establishments. The sign companies often maintained ownership
and copyright for the sign and the owners paid an annual fee
for use of it. Eventually, the sign companies went out of business
and the stores were allowed to keep the signs. Many of them,
like this one, are still in very good shape.
The Hamilton GO transit station was recently refurbished
by Trevor Garwood-Jones and Associates, and it is absolutely
glittering from top to bottom. All of the details are exactly
reconstructed with period hardware where possible and with modern
fixtures that portray the Art Moderne style when originals were
not available. Even the bathrooms are stylistically perfect.
All the interior surfaces are elegantly curved.
The finishes are chrome, wood, and marble. For Art Moderne enthusiasts
it is worth a trip to Hamilton to see this beauty. Maybe take
The Paramount Cinema in
Thunder Bay is a classic Art Moderne building with clean, circular

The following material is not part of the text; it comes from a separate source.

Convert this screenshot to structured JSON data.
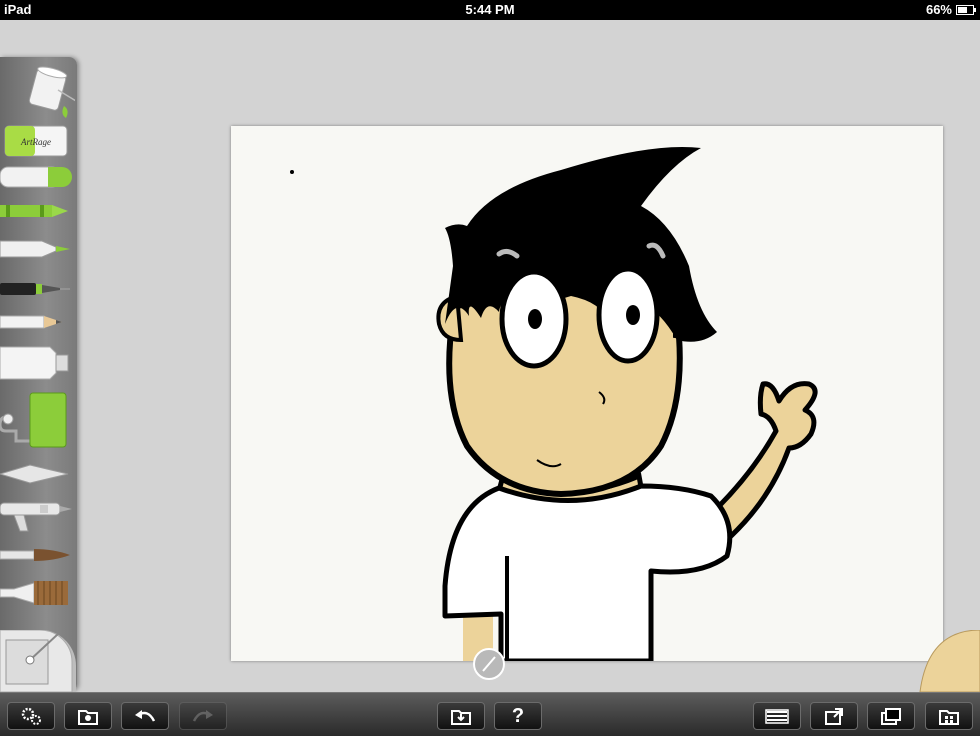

shapes offset by a nicely textured surface. The entrance still
has the original ticket booth and lobby, something that is rare
in parts further south.
Notice that any historical detailing such as ornamented
and pediments is absolutely forbidden
in the Art Moderne style. All lines are smooth and aerodynamic.
Thunder Bay Ontario
the materials that is intrinsic to the Art Moderne style is
Vitrolite. This is a semi-opaque glass that is either black,
blue, yellow, or green. Vitrolite was an exterior finish as
well as a finish used for bathrooms and kitchens. If it was
well installed, it still looks great some 50 years later.
In Thunder Bay there are a few
buildings where Vitrolite is still in good shape; one of them
is this building, currently being used as a fitness club.
Vitrolite is available for anyone
wanting to fix up an old building or add it to a new building.
For information on vitrolite see www.vitrolitespecialist.com.
Thunder Bay Ontario
This Art Moderne gas station has a corner tower
similar to that of the very famous Hoover
Building in London England. The wall finish is smooth and
clean and the window details are discrete. Muntin
bars on the corner tower are a regular checkerboard pattern.
A decorative band above the entrance
is wide and brightly coloured. There is a flat roof with a small
black decorative band or parapet finishing
Thunder Bay Ontario
More than most of the other
examples, this public building looks as much like a ship as
it does a sports center. The sweeping lines of the
façade and the balustrade
along the top are reminiscent of an upper deck.
The futuristic tower with
fin-like buttresses is also shaped
like a steam boat's exhaust. This building really illustrates
the Art Moderne roots in modern transportation and streamlining.
Sault Saint Marie Ontario
of this drive-through cleaners is entirely Vitrolite. The window
frames and mullions are chrome, and
the fascia of the overhang is also
chrome. The windows are very large and unadorned.
Art Moderne style arrived
with suburbs and the popularity of the family car. There is
nothing in this structure that even remotely resembles buildings
created prior to the modern age; the walls are bright yellow
and green glass, the roof is flat, and the carriageway is chrome.
Remembered -The De Luxe
modern architecture, this wonderful restaurant was used often
for movie shoots. The façade was the original vitrolite
and chrome, the materials used in Art
Moderne and Art Deco architecture.
The vitrolite buildings in Europe
are seeing a huge come-back. Sadly this is not the
case here. This facade was removed in 2009 to be replaced by...
The signage on these
places is also interesting. The signs were not purchased, but
rather rented, with a maintenance contract. This gave the owner,
who was probably not familiar with the new neon lighting, the
ability to keep it under constantly good repair. When the signs
went out of fashion, the sign companies often just left them
where they were.
Extra Reading and resources for
Blumenson, John. Ontario
Architecture A Guide to Styles and Terms.
Kalman, Harold "Domestic Architecture"
in A Concise History of Canadian Architecture 2000